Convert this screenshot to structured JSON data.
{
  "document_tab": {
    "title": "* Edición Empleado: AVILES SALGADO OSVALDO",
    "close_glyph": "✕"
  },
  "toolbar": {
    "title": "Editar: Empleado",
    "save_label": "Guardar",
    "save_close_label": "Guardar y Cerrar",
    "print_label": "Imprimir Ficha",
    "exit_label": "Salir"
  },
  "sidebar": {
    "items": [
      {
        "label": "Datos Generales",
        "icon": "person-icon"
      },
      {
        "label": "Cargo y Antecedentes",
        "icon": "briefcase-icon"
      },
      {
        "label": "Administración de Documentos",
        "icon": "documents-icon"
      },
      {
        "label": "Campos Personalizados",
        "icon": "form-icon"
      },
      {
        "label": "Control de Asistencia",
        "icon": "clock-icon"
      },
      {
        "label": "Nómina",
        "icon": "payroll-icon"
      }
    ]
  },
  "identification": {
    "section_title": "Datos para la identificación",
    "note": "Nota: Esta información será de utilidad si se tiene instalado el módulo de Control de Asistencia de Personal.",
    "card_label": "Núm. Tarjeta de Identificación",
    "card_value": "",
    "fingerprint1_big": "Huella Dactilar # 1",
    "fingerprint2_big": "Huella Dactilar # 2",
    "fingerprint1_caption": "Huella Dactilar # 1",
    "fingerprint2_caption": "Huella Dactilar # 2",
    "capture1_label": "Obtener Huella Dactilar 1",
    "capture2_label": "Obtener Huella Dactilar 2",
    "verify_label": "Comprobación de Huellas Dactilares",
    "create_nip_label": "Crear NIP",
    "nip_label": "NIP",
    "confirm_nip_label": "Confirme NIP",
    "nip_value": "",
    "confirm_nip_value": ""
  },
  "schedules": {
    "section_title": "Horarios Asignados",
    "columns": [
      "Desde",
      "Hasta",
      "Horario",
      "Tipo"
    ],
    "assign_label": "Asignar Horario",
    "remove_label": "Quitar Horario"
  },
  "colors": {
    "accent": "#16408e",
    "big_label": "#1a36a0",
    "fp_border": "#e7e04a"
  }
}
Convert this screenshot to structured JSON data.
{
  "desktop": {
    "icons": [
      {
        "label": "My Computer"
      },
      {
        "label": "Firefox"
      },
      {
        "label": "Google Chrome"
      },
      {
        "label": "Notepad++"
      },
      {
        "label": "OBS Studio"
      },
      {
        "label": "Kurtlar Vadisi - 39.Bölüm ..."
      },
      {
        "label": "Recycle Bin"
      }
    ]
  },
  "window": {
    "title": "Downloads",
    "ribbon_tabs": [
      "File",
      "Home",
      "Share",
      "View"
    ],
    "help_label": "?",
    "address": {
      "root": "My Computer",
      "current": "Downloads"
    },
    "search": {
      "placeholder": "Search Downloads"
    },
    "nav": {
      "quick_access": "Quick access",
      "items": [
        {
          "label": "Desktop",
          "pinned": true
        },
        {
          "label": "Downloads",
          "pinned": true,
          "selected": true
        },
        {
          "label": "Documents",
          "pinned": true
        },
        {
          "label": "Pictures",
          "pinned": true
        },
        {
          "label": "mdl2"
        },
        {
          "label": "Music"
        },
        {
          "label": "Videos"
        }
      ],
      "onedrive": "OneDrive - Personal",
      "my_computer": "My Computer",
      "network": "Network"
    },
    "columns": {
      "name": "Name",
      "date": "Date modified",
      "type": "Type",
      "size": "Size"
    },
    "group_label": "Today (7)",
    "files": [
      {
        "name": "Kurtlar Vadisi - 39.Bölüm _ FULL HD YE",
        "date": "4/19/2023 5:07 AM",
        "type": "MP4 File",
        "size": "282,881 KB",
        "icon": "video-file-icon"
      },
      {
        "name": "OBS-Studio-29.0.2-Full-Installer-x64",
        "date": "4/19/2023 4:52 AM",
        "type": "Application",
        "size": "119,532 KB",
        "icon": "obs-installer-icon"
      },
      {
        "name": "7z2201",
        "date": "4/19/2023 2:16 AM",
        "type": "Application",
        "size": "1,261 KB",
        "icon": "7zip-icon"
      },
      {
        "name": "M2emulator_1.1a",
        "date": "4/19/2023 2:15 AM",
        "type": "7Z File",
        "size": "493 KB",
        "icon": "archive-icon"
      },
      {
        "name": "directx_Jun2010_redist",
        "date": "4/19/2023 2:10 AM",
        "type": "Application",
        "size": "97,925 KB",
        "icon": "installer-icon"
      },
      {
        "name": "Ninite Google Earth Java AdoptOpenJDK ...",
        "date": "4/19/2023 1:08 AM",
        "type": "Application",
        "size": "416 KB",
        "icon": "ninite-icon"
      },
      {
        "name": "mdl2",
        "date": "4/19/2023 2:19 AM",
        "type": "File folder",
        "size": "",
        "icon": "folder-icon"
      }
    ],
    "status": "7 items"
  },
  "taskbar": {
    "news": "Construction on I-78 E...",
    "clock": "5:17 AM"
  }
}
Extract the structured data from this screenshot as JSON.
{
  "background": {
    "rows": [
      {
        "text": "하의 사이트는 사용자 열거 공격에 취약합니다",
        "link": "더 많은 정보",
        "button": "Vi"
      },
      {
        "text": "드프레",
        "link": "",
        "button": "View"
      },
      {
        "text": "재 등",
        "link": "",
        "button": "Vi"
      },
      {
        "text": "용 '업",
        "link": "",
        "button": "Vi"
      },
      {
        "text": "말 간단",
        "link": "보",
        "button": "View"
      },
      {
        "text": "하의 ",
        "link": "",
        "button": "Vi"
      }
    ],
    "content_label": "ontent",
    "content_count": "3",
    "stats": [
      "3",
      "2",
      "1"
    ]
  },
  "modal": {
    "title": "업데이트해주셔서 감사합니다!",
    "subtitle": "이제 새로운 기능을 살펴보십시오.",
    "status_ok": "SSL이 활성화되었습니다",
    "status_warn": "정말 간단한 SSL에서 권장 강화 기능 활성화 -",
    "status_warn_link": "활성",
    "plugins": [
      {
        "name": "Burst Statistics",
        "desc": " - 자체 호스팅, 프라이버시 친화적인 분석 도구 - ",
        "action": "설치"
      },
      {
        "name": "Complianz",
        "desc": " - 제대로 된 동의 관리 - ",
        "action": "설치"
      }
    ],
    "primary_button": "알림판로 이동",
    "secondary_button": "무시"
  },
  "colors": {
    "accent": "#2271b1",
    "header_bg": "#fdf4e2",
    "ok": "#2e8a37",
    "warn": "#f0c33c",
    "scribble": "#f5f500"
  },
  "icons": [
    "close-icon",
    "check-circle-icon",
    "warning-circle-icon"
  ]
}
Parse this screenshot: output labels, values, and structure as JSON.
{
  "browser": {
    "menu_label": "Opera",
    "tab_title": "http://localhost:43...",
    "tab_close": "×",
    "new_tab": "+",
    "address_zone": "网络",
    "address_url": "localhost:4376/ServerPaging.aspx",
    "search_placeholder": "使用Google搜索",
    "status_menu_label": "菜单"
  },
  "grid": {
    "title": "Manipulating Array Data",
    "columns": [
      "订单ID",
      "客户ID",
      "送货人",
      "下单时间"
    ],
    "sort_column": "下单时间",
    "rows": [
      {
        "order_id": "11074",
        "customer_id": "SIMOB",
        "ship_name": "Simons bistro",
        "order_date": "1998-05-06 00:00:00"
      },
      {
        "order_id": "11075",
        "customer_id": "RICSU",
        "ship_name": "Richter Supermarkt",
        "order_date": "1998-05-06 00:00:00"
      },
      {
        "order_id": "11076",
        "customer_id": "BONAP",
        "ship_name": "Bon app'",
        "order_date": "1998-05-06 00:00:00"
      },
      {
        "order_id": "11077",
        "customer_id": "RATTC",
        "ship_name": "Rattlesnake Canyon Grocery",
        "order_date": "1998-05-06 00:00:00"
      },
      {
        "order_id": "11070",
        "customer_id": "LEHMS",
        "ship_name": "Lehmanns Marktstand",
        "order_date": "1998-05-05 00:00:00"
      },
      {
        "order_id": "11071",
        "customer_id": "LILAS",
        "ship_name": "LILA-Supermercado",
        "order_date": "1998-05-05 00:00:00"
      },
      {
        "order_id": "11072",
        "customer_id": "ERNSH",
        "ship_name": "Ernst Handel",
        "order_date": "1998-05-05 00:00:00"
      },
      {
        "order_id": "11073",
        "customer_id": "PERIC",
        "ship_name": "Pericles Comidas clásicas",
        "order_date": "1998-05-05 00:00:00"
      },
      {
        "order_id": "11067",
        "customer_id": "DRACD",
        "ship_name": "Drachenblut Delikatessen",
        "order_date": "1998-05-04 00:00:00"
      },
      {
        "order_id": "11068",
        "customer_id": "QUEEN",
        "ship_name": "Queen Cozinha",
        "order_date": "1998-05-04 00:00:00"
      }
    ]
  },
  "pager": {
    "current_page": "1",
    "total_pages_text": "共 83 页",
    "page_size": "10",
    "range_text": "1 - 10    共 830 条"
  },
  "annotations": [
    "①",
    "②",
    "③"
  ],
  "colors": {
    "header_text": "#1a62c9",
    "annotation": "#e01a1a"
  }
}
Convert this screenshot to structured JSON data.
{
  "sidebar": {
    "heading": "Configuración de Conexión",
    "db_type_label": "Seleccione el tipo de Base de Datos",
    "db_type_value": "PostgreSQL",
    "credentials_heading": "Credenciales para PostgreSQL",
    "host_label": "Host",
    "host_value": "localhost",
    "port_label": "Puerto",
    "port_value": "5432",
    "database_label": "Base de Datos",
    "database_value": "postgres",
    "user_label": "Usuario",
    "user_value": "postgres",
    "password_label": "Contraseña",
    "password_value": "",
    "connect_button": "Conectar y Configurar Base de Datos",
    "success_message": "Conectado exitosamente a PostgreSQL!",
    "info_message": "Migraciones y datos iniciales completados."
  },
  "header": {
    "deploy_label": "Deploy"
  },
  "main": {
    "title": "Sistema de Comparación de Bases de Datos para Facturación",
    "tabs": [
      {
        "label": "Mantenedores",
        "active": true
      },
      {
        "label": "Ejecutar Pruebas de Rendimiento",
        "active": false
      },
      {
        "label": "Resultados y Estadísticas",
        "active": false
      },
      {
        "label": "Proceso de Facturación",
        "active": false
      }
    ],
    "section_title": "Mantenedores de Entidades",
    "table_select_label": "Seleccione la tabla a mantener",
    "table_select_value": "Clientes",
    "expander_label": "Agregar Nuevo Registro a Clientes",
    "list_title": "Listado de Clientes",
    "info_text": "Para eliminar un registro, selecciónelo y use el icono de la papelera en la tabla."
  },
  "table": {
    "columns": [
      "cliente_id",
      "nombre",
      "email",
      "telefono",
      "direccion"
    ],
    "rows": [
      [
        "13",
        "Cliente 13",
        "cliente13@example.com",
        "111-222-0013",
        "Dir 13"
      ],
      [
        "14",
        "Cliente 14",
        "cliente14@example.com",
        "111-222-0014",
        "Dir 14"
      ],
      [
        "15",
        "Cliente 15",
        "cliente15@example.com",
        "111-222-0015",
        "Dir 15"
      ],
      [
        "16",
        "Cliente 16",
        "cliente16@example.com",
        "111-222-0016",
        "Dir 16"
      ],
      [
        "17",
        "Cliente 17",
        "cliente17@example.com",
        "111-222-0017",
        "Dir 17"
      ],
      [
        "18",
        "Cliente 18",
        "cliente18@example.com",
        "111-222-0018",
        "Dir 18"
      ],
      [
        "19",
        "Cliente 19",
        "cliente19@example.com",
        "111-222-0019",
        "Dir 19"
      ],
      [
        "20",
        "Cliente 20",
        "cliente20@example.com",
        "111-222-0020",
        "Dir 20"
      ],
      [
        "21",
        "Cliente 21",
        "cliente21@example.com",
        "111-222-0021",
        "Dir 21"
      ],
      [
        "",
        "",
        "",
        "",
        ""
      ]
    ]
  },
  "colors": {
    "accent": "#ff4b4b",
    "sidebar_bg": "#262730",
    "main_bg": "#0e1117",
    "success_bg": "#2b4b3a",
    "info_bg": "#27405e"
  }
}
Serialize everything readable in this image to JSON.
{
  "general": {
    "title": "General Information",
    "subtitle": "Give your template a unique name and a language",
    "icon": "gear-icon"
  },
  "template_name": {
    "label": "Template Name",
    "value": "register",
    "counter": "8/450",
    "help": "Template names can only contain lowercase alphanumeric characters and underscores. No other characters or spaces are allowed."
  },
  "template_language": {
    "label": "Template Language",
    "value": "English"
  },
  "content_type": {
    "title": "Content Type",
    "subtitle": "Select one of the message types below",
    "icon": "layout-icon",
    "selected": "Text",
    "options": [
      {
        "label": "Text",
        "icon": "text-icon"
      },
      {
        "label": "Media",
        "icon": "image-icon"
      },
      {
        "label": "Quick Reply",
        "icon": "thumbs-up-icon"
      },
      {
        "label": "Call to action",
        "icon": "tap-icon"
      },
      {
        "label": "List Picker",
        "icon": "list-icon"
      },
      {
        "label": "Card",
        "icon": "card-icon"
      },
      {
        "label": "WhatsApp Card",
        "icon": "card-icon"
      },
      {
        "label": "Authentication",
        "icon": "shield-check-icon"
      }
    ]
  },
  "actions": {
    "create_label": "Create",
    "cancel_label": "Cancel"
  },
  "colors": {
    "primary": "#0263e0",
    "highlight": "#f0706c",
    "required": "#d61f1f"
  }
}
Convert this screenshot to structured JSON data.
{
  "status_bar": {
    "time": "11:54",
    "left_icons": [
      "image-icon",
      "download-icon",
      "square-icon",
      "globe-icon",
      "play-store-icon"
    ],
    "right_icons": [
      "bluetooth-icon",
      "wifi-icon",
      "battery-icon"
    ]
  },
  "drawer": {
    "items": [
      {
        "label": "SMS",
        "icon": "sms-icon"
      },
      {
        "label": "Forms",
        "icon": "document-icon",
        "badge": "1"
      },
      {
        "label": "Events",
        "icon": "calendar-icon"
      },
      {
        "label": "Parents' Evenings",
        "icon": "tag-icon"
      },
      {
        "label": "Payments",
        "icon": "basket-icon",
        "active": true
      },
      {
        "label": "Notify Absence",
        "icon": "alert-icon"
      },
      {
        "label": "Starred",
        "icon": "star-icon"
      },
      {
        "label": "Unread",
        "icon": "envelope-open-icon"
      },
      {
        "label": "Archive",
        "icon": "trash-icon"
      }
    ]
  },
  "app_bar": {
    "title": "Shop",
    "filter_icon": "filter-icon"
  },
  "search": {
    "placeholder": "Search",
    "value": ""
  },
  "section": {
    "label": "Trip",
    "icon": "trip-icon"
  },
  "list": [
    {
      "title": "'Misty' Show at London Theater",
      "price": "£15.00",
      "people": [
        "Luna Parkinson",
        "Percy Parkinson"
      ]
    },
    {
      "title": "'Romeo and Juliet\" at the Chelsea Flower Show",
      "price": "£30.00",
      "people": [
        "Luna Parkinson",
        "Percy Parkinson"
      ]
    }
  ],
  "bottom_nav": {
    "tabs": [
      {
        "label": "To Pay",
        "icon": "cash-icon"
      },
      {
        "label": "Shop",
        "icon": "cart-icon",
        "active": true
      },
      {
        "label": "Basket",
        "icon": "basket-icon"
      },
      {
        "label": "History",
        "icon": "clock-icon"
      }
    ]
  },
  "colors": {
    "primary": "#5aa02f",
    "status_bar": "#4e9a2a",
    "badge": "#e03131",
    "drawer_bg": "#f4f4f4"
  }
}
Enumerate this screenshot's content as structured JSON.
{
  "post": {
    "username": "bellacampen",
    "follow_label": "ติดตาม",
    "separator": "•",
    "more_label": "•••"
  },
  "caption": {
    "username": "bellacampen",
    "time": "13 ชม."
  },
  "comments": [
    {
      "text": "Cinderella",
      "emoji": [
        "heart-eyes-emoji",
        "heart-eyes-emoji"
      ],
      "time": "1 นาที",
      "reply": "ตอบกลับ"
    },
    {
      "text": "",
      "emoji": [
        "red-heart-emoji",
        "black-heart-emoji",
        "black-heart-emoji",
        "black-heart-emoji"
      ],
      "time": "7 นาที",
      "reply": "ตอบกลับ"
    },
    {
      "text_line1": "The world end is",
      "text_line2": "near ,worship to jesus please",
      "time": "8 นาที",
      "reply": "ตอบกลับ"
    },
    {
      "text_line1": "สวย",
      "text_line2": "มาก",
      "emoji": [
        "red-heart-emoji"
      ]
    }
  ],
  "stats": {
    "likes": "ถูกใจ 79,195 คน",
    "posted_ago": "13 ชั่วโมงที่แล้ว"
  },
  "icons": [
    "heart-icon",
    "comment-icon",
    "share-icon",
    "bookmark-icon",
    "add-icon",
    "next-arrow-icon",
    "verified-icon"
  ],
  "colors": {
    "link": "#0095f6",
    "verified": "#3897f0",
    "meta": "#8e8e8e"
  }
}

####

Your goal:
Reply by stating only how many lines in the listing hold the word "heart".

Problem solution:
8